__INSTRUCTIONS TO FOLLOW__. In the entries below, find each line with the word "number" and return it.

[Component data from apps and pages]
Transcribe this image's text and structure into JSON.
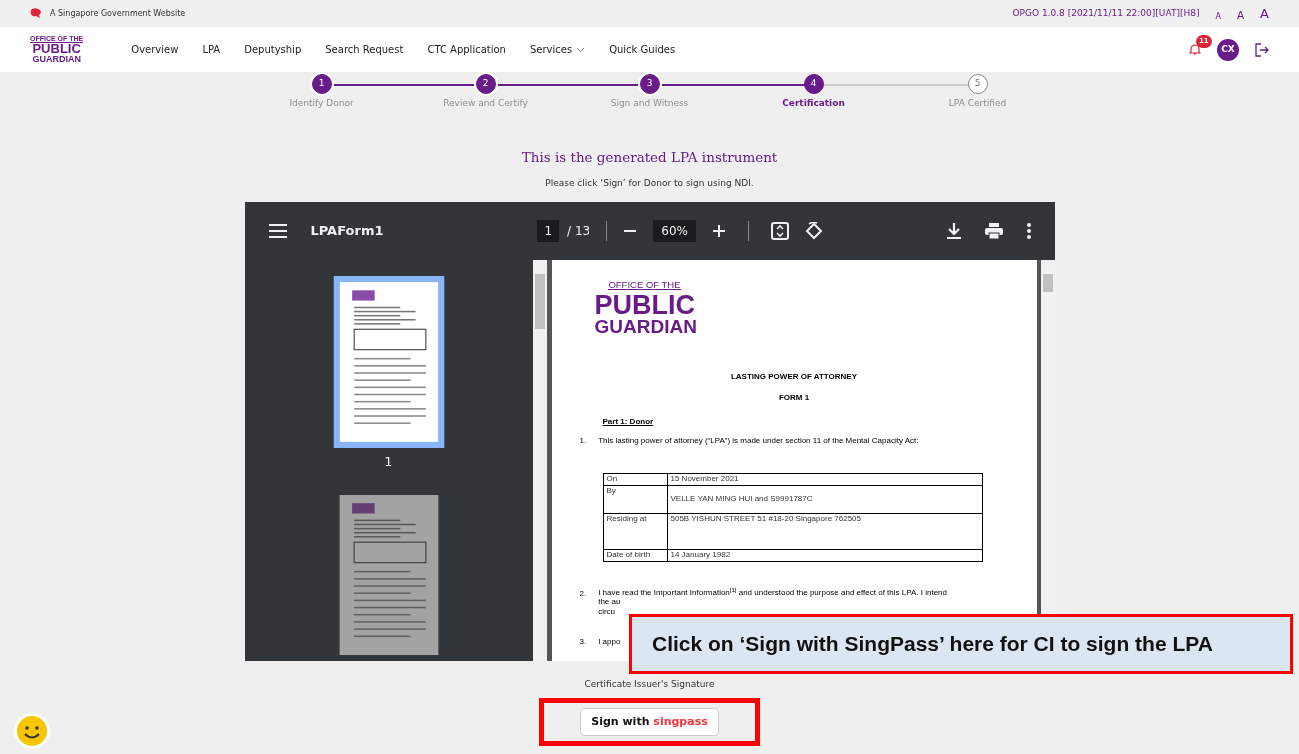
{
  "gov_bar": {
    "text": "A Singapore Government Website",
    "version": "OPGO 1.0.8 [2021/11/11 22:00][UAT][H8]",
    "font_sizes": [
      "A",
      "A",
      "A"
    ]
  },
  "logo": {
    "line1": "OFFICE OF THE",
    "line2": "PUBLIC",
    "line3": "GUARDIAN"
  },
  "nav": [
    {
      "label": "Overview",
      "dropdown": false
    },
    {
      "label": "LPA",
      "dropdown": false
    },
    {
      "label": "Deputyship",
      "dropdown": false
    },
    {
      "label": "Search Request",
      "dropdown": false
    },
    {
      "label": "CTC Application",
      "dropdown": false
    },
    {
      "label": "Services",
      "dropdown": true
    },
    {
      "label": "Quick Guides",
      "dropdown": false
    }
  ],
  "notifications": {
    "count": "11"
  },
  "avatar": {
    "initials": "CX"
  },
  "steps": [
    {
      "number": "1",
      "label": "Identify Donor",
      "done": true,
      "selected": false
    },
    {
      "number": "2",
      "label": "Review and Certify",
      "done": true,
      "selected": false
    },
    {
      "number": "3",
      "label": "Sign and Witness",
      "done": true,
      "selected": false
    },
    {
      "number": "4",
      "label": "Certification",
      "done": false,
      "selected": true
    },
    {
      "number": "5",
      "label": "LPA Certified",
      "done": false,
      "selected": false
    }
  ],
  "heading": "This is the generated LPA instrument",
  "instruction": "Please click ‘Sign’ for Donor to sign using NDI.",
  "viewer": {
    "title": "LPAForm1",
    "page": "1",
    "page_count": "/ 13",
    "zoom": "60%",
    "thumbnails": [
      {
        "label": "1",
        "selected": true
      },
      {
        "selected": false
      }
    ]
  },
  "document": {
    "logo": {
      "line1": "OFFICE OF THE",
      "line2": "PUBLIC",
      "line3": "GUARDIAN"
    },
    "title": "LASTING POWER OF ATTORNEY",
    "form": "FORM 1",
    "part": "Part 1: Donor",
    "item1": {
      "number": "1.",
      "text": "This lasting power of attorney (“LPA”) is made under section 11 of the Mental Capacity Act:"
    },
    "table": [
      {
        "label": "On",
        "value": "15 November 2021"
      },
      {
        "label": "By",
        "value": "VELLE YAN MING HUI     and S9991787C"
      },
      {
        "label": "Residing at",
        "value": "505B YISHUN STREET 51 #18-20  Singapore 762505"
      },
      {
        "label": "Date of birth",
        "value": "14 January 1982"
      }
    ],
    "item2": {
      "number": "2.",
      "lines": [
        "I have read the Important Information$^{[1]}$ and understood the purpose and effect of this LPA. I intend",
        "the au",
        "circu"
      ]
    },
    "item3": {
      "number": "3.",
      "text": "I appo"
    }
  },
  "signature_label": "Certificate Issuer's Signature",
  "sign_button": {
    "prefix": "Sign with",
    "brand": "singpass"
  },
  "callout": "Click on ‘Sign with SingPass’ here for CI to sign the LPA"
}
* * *
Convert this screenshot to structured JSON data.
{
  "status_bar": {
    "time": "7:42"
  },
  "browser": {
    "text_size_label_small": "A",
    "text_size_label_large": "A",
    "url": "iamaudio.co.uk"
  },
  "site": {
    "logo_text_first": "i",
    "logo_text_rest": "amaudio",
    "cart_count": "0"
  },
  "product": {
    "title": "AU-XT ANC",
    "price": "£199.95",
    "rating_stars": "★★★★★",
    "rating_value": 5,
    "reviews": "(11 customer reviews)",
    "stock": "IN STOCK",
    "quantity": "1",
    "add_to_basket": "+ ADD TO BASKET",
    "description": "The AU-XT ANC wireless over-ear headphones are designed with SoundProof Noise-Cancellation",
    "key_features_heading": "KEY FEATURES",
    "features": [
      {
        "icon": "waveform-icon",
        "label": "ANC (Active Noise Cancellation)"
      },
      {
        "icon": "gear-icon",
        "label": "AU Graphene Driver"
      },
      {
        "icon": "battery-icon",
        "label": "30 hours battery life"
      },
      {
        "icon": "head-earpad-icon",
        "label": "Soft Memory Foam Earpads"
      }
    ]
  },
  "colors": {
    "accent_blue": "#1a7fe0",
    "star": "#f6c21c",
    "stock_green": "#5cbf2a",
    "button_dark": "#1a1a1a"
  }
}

__YOUR SOLUTION__.
      "number": "1",
      "number": "2",
      "number": "3",
      "number": "4",
      "number": "5",
      "number": "1.",
      "number": "2.",
      "number": "3.",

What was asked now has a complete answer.